With few exceptions we found most the troubled and troubling students had become bored and restless sitting in rows waiting for the teacher to again explain a simple principle to the same student. Labeled as a “trouble causer” in the teacher’s lounge, they were treated as such in the next grade. They then lived up to the expectation.

Also, with exceptions, we found kids from mental facilities had figured out the way to get lots of attention was to go for the fawning and special beds and bottles of pills that came with “commiting suicide.” If they had a pattern of suicide attempts in their history, they always tried “commiting suicide” once when they got to Green Valley.

Just once.

Rather than the fawning and drugs they expected, the reaction was scorn for not doing a good job of it. One was given a gun, shown it was loaded, and told it would do the trick. Another, having a second floor room, had a noose hung outside her window and was assured it would get the job done. They were then told if they want the attention and respect of the staff and students to come on down to the library and have some fun.

Now don’t worry, dear reader. They had just been programed for “committing suicide.” Every one of them were with the rest of the campus before the end of the day. The only successful suiside was a kid who had absolutely no history of attempts or speaking of it. And that is the pattern of most suisides.

Students got $2.50 a week allowance to spend as they wished and staff got $5 a week with all expenses paid except tobacco and alcohol.
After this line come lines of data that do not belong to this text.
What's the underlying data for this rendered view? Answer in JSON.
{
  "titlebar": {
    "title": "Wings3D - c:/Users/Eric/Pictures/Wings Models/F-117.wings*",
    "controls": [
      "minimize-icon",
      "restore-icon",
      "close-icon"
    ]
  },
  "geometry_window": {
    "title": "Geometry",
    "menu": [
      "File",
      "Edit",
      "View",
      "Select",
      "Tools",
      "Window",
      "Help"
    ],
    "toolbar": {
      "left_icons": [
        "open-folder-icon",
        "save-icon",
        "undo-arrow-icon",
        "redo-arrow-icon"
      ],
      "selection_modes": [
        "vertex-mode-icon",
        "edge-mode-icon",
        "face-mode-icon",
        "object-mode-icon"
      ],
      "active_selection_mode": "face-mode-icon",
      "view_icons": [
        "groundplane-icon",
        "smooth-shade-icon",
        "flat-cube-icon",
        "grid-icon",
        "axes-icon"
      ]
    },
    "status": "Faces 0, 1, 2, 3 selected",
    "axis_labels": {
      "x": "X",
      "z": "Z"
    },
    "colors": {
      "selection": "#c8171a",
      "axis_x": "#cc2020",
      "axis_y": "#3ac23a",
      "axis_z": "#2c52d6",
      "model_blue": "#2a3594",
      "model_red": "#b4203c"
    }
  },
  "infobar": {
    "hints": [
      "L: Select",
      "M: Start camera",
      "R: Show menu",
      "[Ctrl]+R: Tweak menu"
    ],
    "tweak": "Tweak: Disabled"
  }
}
It was miles to a store or bar. It was one of the few times I’ve ever actually saved money.